Application of Zeolite in Water Treatment

Another use of zeolites is to reduce the hardness of drinking and industrial water. One way to reduce the hardness of water is to change ions, and the most common method is permotite, in which hard water is pressurized through closed filters. In these filters, resin particles are formed from hydrated aluminum silicate -zeolite-, either naturally or artificially(permotite).

Depending on the hardness of the water being treated, zeolites lose their properties over time. In this case, you must continue to work according to the following relationships:

 Na2(Zeolite) + CaCl2 = Ca(Zeolite) + 2NaCl
Mg (Zeolite) + 2 NaCl = Na2 (Zeolite) + MgCl2

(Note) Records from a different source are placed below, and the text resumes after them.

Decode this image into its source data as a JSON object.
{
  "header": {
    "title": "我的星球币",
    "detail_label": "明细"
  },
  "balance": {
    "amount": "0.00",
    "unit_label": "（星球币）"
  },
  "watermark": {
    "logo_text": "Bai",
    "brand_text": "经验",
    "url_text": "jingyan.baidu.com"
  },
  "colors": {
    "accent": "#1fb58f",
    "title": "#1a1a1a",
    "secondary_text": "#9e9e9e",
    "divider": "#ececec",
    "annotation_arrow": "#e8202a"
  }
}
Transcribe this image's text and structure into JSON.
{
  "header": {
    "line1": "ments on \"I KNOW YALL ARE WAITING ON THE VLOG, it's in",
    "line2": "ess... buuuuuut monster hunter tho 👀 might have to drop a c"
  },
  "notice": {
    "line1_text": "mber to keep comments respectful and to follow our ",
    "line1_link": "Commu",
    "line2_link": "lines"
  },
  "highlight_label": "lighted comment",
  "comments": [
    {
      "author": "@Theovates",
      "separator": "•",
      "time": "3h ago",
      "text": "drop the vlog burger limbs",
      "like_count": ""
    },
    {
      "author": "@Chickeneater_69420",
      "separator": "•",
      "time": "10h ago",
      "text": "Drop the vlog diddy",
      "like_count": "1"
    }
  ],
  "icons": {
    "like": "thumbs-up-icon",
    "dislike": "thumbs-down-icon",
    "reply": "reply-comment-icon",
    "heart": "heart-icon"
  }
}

With the flow of concentrated brine, the calcium and magnesium silicate obtained in the filter was converted back to efficient and revived zeolite. Such filters are now used in Kerman drinking water treatment plant. Instead of permotite, other compounds such as Wofatite and Lewatite can be used.

Zeolites are mainly natural, inexpensive and available compounds for various uses. Properties such as ion adsorption and repellency as well as water adsorption ability have made these minerals more widely used in agriculture and water and wastewater treatment in the future. Improving the physical properties of soils such as adequate moisture storage, as well as their chemical properties such as changes in soil ion exchange capacity have increased the use of zeolites in agriculture and increased the use of chemical fertilizers. On the other hand, the high capacity of zeolites to absorb cationic pollutants has expanded their use in water and wastewater treatment processes.

According to the results, the use of clinoptilolite in the process of water treatment, including industrial and municipal wastewater, as well as in drinking water treatment, as well as various fields of agriculture and animal husbandry is recommended. Inexpensive, safe for soil and environment and high efficiency in removing pollutants can be among the important factors in choosing this natural mineral as a soil conditioner and purifier of polluted water and wastewater in Iran.


You May Also Like